EXERCISE MATERIALS Start Marker

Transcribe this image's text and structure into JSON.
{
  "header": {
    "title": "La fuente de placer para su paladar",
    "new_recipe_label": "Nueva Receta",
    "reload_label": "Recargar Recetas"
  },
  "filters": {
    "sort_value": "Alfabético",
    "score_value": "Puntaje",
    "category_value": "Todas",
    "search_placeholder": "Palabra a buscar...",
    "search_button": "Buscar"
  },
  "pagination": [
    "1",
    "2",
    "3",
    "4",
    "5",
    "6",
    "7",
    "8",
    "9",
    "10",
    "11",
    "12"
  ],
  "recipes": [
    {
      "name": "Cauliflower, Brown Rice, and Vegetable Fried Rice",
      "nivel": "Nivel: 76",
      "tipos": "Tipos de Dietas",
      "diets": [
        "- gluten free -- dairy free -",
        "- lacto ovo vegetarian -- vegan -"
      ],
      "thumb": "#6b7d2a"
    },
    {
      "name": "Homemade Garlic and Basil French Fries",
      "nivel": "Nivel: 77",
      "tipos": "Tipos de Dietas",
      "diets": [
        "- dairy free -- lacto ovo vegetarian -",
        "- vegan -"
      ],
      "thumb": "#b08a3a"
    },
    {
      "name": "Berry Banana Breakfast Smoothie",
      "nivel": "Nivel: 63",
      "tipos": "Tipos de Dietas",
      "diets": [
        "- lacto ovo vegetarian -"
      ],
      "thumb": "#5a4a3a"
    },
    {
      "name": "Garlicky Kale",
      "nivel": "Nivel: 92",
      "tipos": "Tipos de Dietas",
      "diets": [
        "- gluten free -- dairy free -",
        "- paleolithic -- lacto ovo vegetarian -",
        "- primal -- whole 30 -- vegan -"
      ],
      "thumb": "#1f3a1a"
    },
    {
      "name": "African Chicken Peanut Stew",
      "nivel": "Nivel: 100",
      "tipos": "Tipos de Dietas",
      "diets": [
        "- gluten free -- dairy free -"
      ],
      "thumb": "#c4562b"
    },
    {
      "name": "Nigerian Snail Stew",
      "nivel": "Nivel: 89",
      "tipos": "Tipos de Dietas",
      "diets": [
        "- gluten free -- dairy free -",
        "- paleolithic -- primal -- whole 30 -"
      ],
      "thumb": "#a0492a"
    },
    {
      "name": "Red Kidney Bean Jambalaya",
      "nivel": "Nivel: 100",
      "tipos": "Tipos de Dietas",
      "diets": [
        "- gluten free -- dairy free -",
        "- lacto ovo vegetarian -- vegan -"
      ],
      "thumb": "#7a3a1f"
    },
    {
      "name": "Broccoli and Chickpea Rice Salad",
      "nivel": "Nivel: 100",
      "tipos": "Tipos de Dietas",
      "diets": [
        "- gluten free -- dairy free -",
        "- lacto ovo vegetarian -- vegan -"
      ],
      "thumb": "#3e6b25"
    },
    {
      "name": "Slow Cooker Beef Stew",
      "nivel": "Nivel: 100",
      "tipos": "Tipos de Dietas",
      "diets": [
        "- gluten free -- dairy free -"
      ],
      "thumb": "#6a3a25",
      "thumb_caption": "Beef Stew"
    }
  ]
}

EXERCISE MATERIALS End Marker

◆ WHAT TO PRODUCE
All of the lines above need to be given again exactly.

◆ EXERCISE RESPONSE
Transcribe this image's text and structure into JSON.
{
  "header": {
    "title": "La fuente de placer para su paladar",
    "new_recipe_label": "Nueva Receta",
    "reload_label": "Recargar Recetas"
  },
  "filters": {
    "sort_value": "Alfabético",
    "score_value": "Puntaje",
    "category_value": "Todas",
    "search_placeholder": "Palabra a buscar...",
    "search_button": "Buscar"
  },
  "pagination": [
    "1",
    "2",
    "3",
    "4",
    "5",
    "6",
    "7",
    "8",
    "9",
    "10",
    "11",
    "12"
  ],
  "recipes": [
    {
      "name": "Cauliflower, Brown Rice, and Vegetable Fried Rice",
      "nivel": "Nivel: 76",
      "tipos": "Tipos de Dietas",
      "diets": [
        "- gluten free -- dairy free -",
        "- lacto ovo vegetarian -- vegan -"
      ],
      "thumb": "#6b7d2a"
    },
    {
      "name": "Homemade Garlic and Basil French Fries",
      "nivel": "Nivel: 77",
      "tipos": "Tipos de Dietas",
      "diets": [
        "- dairy free -- lacto ovo vegetarian -",
        "- vegan -"
      ],
      "thumb": "#b08a3a"
    },
    {
      "name": "Berry Banana Breakfast Smoothie",
      "nivel": "Nivel: 63",
      "tipos": "Tipos de Dietas",
      "diets": [
        "- lacto ovo vegetarian -"
      ],
      "thumb": "#5a4a3a"
    },
    {
      "name": "Garlicky Kale",
      "nivel": "Nivel: 92",
      "tipos": "Tipos de Dietas",
      "diets": [
        "- gluten free -- dairy free -",
        "- paleolithic -- lacto ovo vegetarian -",
        "- primal -- whole 30 -- vegan -"
      ],
      "thumb": "#1f3a1a"
    },
    {
      "name": "African Chicken Peanut Stew",
      "nivel": "Nivel: 100",
      "tipos": "Tipos de Dietas",
      "diets": [
        "- gluten free -- dairy free -"
      ],
      "thumb": "#c4562b"
    },
    {
      "name": "Nigerian Snail Stew",
      "nivel": "Nivel: 89",
      "tipos": "Tipos de Dietas",
      "diets": [
        "- gluten free -- dairy free -",
        "- paleolithic -- primal -- whole 30 -"
      ],
      "thumb": "#a0492a"
    },
    {
      "name": "Red Kidney Bean Jambalaya",
      "nivel": "Nivel: 100",
      "tipos": "Tipos de Dietas",
      "diets": [
        "- gluten free -- dairy free -",
        "- lacto ovo vegetarian -- vegan -"
      ],
      "thumb": "#7a3a1f"
    },
    {
      "name": "Broccoli and Chickpea Rice Salad",
      "nivel": "Nivel: 100",
      "tipos": "Tipos de Dietas",
      "diets": [
        "- gluten free -- dairy free -",
        "- lacto ovo vegetarian -- vegan -"
      ],
      "thumb": "#3e6b25"
    },
    {
      "name": "Slow Cooker Beef Stew",
      "nivel": "Nivel: 100",
      "tipos": "Tipos de Dietas",
      "diets": [
        "- gluten free -- dairy free -"
      ],
      "thumb": "#6a3a25",
      "thumb_caption": "Beef Stew"
    }
  ]
}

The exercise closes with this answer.